WASHINGTON — The FCC on Tuesday voted to eliminate a rule that required broadcast station groups to maintain a physical presence in the community of their primary local coverage area, a move that critics say will help media companies further consolidate their operations and even be a boost to the ambitions of Sinclair Broadcast Group.
He said the “overwhelming majority” of public input favored the elimination of the rule, citing the support for such an action even from National Public Radio.
“Continuing to require a main studio would detract from, rather than promote, a broadcaster’s ability and incentive to keep people informed and serve the public interest,” Pai said.
The National Association of Broadcasters supports the rule’s elimination, and has argued that it will free up funds for stations to spend on staff and programming.
Commissioner Michael O’Rielly said the elimination reflects how the public currently interacts with local businesses — not by visiting their facilities, but through telecommunications and social media.
“Market incentives and license obligations” will ensure that broadcasters continue to serve their local audiences, he said, and that “it could even pave the way for more local content” and even expand coverage in rural areas. Commissioner Brendan Carr said smaller stations could save substantial sums that will allow them to hire other personnel, including those in news gathering.

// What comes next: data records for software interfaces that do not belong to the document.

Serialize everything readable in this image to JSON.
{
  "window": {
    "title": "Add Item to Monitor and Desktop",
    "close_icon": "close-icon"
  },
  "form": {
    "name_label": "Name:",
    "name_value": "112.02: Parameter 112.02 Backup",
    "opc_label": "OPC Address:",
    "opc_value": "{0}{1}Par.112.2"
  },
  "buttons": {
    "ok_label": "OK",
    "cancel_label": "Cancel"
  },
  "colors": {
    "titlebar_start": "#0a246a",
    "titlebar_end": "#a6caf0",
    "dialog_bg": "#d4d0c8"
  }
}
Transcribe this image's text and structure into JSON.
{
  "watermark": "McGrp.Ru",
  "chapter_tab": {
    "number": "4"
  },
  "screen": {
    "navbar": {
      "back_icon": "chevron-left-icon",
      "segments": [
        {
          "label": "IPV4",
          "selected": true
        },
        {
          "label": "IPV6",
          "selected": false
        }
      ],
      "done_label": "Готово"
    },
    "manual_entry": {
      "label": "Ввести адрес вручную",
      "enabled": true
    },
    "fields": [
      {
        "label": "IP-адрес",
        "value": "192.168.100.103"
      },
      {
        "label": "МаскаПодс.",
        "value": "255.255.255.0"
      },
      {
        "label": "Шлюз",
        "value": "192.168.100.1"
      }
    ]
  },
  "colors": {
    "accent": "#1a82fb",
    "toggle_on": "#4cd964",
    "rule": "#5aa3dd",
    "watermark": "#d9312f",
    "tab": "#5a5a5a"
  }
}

The rule dates to 1940. The two Democrats on the commission opposed the change.
“There are many broadcasters who do an extraordinary job serving communities during disaster,” said FCC Commissioner Jessica Rosenworcel. “But let’s be honest — they can only do so when they have a real presence in their area of license. That’s not a retrograde notion — it’s a fact.”
She said when broadcasters have a physical presence they are “much less likely” to lose touch with their local community concerns, citing examples of radio stations that have continued with music programming and have ignored or even been oblivious to natural disasters occurring in their coverage area.
Commissioner Mignon Clyburn said the move sends a signal that the FCC “no longer believes” that “those awarded a license to use the public airwaves should have a local presence in their community.”
Critics have characterized the elimination of the rule as benefitting major media companies, and warn that it will come at the expense of localism. Chris Ruddy, the CEO of conservative outlet Newsmax, met with Rosenworcel earlier this month and expressed concerns that “the elimination of the main studio rule had also been an agenda item of Sinclair’s, which has sought to dramatically reduce their programming costs,” according to an FCC filing. He warned that it would lead to more centralization of news operations in major markets.
Ruddy has been among the most visible critics from the right of Sinclair’s proposed merger with Tribune Media. It would create a broadcasting giant with 223 TV stations serving 108 markets, including 39 of the top 50, and to cover about 72% of U.S. households. He has also objected to an FCC action earlier this year that relaxed media ownership restrictions by giving major station groups a “discount” on how the agency calculates the reach of their UHF station holdings.
Stations will still be required to maintain a toll-free local number so consumers can still contact the outlet.